The following 101, on making homemade candy corn, comes from the HOMEGROWN Life contributor Michelle Wire, a Pennsylvania homesteading mama and the voice behind the awesome Dust and Wanderlust. Don’t miss her original blog post for more Halloween crafts for kids, including her adorable jar-o’-lanterns. Thanks so much, Michelle, and please keep the candy factory bubbling!
Cool nights, noises in the shadows, leaves rustling in the evening air: As a child, my biggest thrill (and terror) was traipsing from house to house on Halloween night, waiting for the bigger kids in the neighborhood to jump out and scare the candy corn out of us. They rarely did, but the fear of it was enough to infuse my whole night with a sense of mystery and excitement.
Years later, Halloween is our household’s favorite holiday, hands down. And this year I even found a recipe for my beloved candy corn. I was looking for a version without beeswax because, frankly, unless you’re a beekeeper, it can be a tough ingredient to find. (If you are a beekeeper, there are plenty of recipes online.) This approach is very simple, and although it takes a while to cool, it’s well worth the wait and it’s fun to prepare—not to mention the money it could save me, considering how much candy corn I buy and stash all year round!
» 1 cup sugar
» 5 Tbsp butter
» 1 tsp vanilla extract (if you’re feeling ambitions, you can make your own with a HOMEGROWN 101)
» 2 cups powdered sugar
» 1/3 cup powdered milk
» 1/4 tsp salt
» red and yellow food coloring (courtesy of The Kitchn, red substitutes for the commercial stuff include steeped hibiscus flowers, boiled cranberries, beet juice or powder, and pomegranate juice; for the yellow, try annatto or very small amounts of saffron or turmeric)
WHAT TO DO
1. Mix the sugar, syrup, and butter together in a medium saucepan over low heat. Once everything is dissolved into a homogenous mixture, turn the heat up to high and bring to a boil. Immediately reduce the heat to medium and let simmer 5 minutes, tops. Be precise: This is candy.
3. While waiting for the mixture to cool, sift together the powdered sugar, powdered milk, and salt in a large bowl. Once the sugar mixture is just cool enough to handle, add it to the powdered sugar. Knead the dough with your hands to incorporate as much of the powdered sugar as you can. Don’t worry if there’s a little powdered sugar left unmixed.

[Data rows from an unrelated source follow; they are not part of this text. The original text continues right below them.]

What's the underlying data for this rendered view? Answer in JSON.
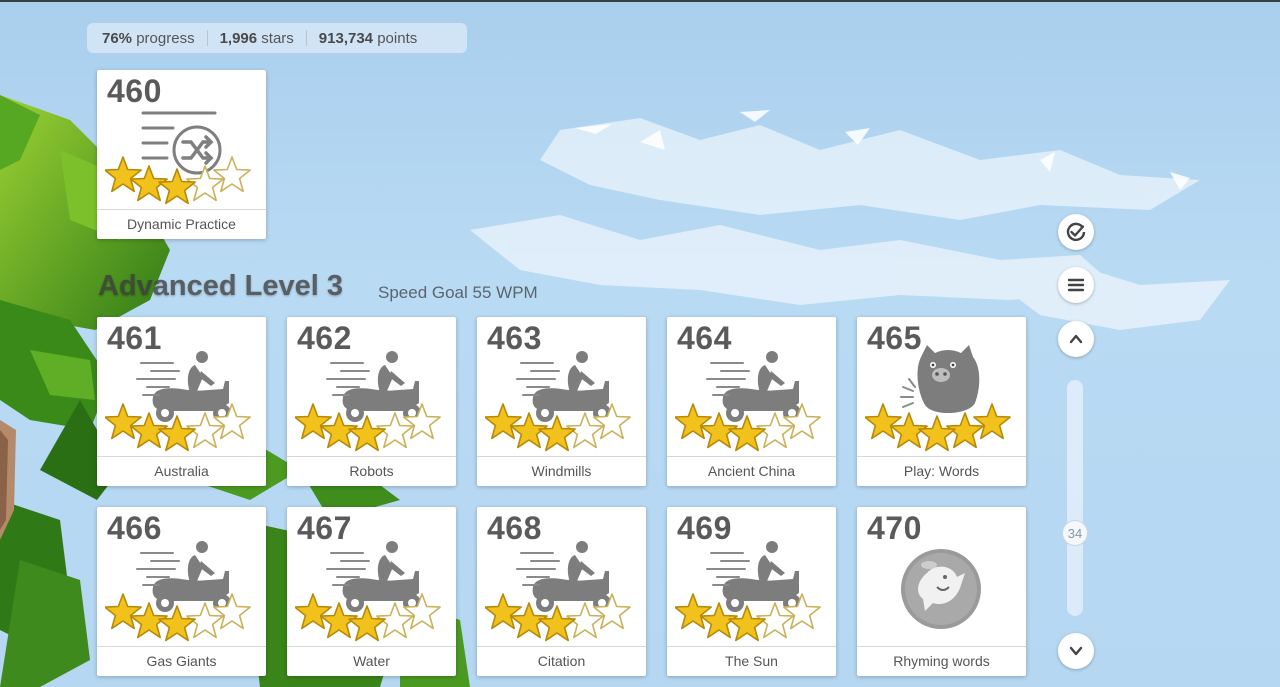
{
  "stats": {
    "progress_value": "76%",
    "progress_label": "progress",
    "stars_value": "1,996",
    "stars_label": "stars",
    "points_value": "913,734",
    "points_label": "points"
  },
  "practice_card": {
    "number": "460",
    "label": "Dynamic Practice",
    "stars_earned": 3,
    "stars_total": 5,
    "icon": "shuffle-list-icon"
  },
  "level": {
    "title": "Advanced Level 3",
    "subtitle": "Speed Goal 55 WPM"
  },
  "lessons": [
    {
      "number": "461",
      "label": "Australia",
      "stars_earned": 3,
      "stars_total": 5,
      "icon": "scooter-rider-icon"
    },
    {
      "number": "462",
      "label": "Robots",
      "stars_earned": 3,
      "stars_total": 5,
      "icon": "scooter-rider-icon"
    },
    {
      "number": "463",
      "label": "Windmills",
      "stars_earned": 3,
      "stars_total": 5,
      "icon": "scooter-rider-icon"
    },
    {
      "number": "464",
      "label": "Ancient China",
      "stars_earned": 3,
      "stars_total": 5,
      "icon": "scooter-rider-icon"
    },
    {
      "number": "465",
      "label": "Play: Words",
      "stars_earned": 5,
      "stars_total": 5,
      "icon": "monster-icon"
    },
    {
      "number": "466",
      "label": "Gas Giants",
      "stars_earned": 3,
      "stars_total": 5,
      "icon": "scooter-rider-icon"
    },
    {
      "number": "467",
      "label": "Water",
      "stars_earned": 3,
      "stars_total": 5,
      "icon": "scooter-rider-icon"
    },
    {
      "number": "468",
      "label": "Citation",
      "stars_earned": 3,
      "stars_total": 5,
      "icon": "scooter-rider-icon"
    },
    {
      "number": "469",
      "label": "The Sun",
      "stars_earned": 3,
      "stars_total": 5,
      "icon": "scooter-rider-icon"
    },
    {
      "number": "470",
      "label": "Rhyming words",
      "stars_earned": 0,
      "stars_total": 5,
      "icon": "game-bubble-icon"
    }
  ],
  "side_controls": {
    "buttons": [
      "check-progress-icon",
      "menu-icon",
      "chevron-up-icon",
      "chevron-down-icon"
    ],
    "scroll_position_label": "34"
  },
  "colors": {
    "star_gold": "#f2c21c",
    "icon_gray": "#7f7f7f",
    "number_gray": "#5a5a5a"
  }
}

4. Remove the dough from the bowl and roll it into a large log. Divide it into three sections. Press divots into two of the dough pieces. Drop 12 or more drops of yellow coloring into each divot. Drop 6 red drops into just one of the divots (red + yellow = orange). Knead the color into the dough, kneading the yellow section first so as not to cross-contaminate. You can use your bare hands or gloves, if you’d like, although the color should wash out after a few hand-washings. Make sure the color is completely solid and mixed in, not marbleized.
5. Once the colors are incorporated, wash your hands thoroughly to ensure you don’t get orange dye on the yellow dough. Start with the white dough. Cut about one-fifth of the dough and roll it out into a long worm. Do the same with the yellow dough then the red dough.
6. Press the three worms together firmly without distorting the shape. Use a sharp knife and cut the dough into triangles. Set aside and allow to dry as you repeat steps five and six with the remaining dough. Here’s the hard part: waiting for the candy to set before eating. Good luck and happy haunting!
Got a question for Michelle? Or another Halloween craft to share? Post it below and keep the conversation rolling. If you’ve got a serious sweet tooth, don’t miss Jackie’s 101s on apple cider caramels and apple molasses. You might also be interested in Black Cat Cottage’s Homemade Extracts 101 (think vanilla), Sabrina’s Homemade Coffee Liqueur 101 (think Kahlúa), and Christa’s Maple Tapping and Maple Syrup Making 101. If you're on the prowl for more fall projects, check out the Book-Page Pumpkin 101, the Scarecrow 101, and the Honey Sticks 101. You can always find more things to make, craft, cook, preserve, plant, grow, and sweeten in the HOMEGROWN 101 Library.
ALL PHOTOS: MICHELLE WIRE